Report the number of lines in the data below that hold "Attaquant", without any other words.

[Opening SUPPLIED RECORDS section]

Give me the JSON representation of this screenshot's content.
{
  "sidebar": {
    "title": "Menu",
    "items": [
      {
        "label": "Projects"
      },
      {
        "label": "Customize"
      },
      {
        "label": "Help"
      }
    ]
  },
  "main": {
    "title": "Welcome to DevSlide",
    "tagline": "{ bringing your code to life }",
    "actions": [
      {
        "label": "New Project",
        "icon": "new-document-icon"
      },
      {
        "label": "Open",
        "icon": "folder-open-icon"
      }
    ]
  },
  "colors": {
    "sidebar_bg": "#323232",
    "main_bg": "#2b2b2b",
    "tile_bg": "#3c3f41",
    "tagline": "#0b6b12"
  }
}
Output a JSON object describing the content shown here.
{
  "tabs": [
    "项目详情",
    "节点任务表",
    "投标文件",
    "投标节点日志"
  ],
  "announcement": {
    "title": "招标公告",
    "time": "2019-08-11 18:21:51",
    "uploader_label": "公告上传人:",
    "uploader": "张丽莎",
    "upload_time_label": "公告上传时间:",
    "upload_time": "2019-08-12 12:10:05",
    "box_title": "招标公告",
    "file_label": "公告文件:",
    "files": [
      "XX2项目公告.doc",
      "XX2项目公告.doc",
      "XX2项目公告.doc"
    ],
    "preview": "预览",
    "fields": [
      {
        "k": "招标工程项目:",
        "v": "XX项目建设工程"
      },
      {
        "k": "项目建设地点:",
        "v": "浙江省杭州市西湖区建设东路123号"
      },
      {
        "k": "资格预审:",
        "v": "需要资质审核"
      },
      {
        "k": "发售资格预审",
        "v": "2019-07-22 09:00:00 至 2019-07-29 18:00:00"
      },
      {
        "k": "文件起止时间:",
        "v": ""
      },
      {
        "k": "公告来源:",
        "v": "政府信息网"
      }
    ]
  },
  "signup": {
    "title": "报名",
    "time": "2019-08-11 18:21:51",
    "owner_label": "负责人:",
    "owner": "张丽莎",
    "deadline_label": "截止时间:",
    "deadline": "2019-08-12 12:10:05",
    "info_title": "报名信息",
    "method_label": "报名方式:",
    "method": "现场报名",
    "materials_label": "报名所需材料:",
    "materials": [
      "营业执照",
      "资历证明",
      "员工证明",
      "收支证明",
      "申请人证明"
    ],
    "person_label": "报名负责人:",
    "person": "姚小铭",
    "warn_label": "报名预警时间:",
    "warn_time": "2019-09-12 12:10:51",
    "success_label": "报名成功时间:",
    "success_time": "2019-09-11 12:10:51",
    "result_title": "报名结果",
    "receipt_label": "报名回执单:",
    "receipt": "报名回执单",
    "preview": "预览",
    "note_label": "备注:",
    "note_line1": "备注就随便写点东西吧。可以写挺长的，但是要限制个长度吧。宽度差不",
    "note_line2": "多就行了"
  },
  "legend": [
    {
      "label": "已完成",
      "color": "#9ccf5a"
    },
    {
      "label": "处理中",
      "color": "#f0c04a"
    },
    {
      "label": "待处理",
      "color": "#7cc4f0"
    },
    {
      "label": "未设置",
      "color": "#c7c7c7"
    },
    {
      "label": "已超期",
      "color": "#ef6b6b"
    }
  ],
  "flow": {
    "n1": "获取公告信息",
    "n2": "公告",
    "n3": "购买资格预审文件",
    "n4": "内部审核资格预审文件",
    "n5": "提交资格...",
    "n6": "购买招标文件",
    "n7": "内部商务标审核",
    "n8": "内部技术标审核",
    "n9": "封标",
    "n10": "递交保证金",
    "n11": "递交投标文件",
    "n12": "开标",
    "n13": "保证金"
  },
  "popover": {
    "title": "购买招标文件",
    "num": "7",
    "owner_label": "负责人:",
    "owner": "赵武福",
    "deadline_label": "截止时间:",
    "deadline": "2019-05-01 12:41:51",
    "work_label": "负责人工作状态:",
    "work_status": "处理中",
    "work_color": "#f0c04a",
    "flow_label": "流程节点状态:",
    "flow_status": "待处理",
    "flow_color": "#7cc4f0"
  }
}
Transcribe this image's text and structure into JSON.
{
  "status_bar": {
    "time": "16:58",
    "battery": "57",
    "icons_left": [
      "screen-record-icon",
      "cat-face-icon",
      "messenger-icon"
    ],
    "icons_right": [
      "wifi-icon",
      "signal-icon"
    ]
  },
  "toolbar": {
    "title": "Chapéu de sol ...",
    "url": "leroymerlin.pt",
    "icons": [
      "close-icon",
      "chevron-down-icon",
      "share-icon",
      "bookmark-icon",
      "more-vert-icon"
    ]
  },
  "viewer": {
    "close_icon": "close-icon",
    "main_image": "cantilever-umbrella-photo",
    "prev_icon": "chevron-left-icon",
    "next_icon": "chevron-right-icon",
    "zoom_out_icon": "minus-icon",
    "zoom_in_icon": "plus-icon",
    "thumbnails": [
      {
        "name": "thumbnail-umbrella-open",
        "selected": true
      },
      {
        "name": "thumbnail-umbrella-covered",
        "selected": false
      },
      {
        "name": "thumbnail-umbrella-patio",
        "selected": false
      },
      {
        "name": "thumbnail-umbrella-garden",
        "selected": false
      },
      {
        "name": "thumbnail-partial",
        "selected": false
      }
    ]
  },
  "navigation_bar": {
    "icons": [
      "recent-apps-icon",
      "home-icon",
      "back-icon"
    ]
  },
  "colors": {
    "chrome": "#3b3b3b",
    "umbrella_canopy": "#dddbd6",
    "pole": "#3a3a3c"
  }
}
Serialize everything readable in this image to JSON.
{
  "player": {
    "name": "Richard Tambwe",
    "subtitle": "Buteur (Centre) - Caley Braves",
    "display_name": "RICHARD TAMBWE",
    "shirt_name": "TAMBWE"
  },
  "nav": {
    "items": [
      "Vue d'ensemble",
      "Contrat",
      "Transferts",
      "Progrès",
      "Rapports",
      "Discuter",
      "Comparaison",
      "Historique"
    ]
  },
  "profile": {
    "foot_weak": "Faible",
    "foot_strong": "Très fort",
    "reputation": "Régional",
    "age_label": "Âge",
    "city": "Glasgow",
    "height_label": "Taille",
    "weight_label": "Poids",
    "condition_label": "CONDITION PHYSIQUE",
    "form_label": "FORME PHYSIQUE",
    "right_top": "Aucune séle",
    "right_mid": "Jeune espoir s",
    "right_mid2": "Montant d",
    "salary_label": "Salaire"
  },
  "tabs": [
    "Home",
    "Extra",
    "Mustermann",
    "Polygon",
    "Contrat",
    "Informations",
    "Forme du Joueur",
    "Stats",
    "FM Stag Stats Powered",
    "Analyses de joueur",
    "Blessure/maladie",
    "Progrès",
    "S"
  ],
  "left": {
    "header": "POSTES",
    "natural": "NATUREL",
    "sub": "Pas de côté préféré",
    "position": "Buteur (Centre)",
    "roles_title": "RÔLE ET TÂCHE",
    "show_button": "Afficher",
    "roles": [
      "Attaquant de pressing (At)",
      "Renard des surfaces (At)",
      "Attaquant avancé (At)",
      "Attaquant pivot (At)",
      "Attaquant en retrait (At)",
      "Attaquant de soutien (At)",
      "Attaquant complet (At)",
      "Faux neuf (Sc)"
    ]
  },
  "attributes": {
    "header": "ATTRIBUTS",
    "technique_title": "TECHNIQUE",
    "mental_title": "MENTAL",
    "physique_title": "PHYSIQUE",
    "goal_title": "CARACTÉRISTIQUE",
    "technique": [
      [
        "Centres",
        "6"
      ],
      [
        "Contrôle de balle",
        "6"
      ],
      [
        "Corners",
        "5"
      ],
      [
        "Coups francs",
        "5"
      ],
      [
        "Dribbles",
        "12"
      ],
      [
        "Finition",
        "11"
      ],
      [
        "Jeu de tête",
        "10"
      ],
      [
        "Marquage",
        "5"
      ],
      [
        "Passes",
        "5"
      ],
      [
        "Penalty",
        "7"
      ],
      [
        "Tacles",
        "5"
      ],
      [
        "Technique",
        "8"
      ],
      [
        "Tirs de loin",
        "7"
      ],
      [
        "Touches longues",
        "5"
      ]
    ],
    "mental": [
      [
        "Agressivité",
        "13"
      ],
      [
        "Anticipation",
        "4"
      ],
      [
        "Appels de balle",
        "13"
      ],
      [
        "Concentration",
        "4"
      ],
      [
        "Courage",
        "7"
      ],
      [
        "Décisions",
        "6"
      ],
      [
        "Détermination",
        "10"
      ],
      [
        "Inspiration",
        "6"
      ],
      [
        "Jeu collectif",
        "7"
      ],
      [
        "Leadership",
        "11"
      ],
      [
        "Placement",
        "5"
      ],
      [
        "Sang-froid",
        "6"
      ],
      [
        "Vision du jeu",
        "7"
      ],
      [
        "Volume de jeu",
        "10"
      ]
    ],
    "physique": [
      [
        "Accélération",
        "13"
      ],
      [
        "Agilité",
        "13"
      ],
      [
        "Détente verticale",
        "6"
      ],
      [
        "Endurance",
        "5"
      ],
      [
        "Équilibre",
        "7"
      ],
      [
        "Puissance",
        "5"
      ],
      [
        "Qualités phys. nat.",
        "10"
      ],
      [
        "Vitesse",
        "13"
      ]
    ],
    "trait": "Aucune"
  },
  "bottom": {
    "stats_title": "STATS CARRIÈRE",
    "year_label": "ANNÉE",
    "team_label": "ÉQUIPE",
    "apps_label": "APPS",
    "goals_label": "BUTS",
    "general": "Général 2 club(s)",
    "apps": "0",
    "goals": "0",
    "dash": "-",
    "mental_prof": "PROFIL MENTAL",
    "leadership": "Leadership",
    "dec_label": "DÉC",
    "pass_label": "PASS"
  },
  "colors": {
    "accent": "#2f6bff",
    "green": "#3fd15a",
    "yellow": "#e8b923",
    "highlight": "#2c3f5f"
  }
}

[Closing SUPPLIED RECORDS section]

> TASK SOLUTION:
6